> _Task directions_:
Gather every line of the entries that includes the word "handle".

(Interface dataset entries)
+ + + + +
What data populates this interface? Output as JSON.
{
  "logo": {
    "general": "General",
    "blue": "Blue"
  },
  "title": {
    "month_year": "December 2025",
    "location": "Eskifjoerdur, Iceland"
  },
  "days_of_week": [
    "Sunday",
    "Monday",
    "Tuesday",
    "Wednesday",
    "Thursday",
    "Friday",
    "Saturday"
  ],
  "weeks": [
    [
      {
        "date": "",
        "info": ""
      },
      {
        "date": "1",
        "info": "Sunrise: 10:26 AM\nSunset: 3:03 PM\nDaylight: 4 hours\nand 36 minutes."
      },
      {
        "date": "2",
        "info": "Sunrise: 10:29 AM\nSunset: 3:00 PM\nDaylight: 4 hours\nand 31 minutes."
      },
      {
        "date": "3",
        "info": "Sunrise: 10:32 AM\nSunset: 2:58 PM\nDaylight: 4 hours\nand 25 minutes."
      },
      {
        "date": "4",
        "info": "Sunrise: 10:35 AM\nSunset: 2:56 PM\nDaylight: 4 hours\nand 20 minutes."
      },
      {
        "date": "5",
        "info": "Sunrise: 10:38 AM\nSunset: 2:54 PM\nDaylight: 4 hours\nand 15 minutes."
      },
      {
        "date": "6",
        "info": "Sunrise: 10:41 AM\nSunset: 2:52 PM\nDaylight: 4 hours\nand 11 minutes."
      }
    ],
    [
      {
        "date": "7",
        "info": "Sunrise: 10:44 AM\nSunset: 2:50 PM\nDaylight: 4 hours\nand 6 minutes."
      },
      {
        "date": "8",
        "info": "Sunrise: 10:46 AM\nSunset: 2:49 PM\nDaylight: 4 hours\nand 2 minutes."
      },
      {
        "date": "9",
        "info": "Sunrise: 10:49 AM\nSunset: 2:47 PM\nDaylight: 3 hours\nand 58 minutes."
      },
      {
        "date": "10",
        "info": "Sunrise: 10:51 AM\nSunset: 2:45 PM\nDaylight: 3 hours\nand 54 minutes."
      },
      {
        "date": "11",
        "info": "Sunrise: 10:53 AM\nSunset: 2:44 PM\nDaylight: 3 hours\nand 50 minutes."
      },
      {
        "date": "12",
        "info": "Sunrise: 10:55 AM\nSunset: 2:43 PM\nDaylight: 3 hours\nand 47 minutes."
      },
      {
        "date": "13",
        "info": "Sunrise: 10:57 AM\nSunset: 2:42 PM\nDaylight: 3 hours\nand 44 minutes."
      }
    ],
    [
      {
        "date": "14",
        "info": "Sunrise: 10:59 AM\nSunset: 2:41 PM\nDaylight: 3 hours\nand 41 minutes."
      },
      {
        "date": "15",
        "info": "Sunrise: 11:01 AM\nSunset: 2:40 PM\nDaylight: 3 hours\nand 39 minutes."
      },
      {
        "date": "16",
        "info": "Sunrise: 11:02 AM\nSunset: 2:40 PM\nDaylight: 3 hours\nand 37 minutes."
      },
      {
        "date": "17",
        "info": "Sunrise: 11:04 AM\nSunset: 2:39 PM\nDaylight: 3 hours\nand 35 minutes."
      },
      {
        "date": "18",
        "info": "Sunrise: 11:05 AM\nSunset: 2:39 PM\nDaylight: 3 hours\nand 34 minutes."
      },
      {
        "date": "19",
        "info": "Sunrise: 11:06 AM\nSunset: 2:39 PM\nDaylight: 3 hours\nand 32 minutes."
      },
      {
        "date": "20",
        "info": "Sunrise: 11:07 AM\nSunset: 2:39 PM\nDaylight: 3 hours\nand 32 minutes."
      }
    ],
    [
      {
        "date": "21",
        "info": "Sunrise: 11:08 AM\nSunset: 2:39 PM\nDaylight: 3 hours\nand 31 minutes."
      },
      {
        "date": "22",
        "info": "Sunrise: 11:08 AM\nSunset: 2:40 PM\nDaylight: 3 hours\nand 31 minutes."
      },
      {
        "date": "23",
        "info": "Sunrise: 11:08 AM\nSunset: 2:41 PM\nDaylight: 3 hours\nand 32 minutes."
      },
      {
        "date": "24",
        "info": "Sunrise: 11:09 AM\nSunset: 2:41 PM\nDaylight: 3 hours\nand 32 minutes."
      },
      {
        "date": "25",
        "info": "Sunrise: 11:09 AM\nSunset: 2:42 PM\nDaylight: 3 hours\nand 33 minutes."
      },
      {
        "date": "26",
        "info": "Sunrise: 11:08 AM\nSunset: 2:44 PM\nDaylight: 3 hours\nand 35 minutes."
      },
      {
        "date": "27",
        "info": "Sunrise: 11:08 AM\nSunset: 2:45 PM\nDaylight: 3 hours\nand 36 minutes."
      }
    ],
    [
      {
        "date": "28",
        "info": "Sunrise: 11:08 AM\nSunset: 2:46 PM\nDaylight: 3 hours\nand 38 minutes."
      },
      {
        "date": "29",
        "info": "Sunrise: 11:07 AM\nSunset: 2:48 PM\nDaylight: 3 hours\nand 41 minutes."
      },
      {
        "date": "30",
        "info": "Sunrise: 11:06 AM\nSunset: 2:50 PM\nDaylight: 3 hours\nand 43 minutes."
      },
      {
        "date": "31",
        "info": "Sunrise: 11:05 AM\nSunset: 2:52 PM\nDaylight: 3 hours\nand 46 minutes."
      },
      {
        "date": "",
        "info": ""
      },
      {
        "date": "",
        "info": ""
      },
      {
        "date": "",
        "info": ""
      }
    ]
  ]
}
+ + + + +
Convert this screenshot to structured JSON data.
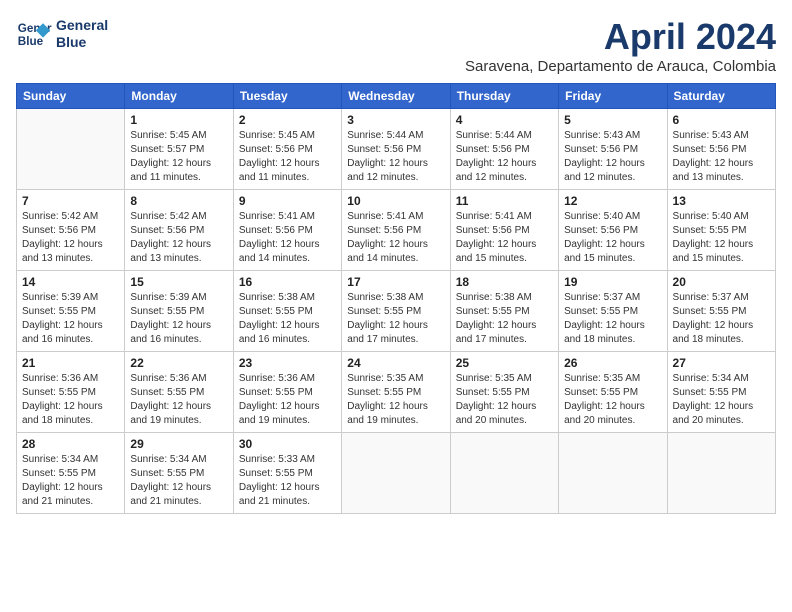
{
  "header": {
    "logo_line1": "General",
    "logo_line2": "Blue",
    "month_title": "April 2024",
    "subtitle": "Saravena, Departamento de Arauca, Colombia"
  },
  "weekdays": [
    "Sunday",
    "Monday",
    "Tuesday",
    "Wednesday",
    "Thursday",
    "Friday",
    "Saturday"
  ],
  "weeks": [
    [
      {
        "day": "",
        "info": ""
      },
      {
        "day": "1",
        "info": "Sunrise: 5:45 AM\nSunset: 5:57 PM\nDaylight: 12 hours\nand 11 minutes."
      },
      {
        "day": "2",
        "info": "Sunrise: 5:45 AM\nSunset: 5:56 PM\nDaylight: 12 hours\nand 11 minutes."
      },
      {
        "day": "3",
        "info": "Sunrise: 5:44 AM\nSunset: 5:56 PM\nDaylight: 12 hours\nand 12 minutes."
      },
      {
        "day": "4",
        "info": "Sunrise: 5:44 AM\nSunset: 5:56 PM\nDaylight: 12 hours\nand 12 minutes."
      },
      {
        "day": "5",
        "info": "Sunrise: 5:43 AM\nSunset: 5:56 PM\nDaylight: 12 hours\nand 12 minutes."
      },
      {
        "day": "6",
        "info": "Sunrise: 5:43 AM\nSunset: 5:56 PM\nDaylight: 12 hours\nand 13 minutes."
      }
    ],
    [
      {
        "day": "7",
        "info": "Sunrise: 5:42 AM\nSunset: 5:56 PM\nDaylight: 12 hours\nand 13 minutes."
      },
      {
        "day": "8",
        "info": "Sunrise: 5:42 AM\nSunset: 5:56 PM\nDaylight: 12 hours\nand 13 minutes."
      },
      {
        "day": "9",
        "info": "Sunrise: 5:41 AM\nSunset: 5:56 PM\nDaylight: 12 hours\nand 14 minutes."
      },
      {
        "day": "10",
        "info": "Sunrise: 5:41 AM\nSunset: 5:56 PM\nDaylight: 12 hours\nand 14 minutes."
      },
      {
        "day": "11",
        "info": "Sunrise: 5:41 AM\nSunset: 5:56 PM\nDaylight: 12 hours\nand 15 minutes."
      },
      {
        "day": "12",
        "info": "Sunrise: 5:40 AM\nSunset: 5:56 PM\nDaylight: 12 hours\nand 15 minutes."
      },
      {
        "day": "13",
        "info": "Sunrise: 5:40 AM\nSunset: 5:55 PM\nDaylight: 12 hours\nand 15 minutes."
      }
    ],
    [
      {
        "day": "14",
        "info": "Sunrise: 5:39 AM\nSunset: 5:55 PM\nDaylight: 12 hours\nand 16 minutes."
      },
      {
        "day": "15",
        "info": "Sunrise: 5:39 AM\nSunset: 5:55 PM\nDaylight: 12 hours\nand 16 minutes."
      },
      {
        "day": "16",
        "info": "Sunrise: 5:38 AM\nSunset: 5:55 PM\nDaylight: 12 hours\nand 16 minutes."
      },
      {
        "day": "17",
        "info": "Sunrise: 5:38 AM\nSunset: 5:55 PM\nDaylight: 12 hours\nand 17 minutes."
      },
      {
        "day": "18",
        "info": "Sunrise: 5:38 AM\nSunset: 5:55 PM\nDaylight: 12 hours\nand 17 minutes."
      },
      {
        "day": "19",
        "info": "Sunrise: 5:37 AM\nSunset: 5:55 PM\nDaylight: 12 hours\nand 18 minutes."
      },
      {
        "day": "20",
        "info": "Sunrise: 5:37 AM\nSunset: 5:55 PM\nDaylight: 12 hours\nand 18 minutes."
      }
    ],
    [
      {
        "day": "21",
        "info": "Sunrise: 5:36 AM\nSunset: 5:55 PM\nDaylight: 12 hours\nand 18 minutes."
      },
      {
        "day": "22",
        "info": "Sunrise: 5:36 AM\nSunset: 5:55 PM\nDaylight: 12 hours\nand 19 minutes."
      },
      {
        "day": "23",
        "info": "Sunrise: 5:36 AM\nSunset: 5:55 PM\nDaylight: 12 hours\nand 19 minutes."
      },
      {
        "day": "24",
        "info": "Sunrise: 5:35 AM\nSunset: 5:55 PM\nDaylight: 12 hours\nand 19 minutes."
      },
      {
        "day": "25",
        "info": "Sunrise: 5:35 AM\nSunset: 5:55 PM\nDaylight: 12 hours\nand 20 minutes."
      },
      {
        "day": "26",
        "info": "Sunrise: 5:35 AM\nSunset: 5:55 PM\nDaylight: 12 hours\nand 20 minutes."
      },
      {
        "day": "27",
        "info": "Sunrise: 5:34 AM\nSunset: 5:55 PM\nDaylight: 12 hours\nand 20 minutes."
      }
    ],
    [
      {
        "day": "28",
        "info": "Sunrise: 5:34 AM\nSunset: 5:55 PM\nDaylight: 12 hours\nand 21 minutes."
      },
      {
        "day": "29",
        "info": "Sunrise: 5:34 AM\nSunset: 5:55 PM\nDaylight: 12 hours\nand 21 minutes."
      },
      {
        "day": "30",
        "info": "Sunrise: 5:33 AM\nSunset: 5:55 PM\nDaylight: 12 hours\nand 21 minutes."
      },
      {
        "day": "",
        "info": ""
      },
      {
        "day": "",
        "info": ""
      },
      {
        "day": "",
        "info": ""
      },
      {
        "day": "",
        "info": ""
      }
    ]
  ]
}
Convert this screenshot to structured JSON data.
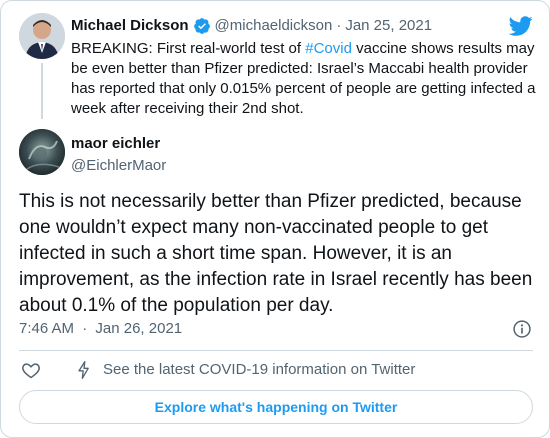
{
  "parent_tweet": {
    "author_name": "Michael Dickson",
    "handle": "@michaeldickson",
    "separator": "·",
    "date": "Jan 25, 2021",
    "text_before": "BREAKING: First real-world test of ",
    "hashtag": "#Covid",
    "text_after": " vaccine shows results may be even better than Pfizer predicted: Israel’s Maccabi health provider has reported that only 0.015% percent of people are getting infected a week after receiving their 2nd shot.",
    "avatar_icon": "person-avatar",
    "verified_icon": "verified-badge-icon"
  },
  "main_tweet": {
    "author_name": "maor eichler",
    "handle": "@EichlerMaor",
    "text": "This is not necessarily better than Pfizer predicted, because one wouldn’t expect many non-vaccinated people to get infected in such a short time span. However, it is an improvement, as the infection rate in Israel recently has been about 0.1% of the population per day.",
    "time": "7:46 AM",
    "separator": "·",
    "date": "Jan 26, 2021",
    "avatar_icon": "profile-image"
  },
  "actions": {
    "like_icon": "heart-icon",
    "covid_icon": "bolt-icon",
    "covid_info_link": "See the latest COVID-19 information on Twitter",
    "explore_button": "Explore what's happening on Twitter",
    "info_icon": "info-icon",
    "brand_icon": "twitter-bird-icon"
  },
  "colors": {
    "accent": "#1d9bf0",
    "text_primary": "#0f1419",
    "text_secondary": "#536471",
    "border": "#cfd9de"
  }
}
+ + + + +
> _Task answer_:
    "handle": "@michaeldickson",
    "handle": "@EichlerMaor",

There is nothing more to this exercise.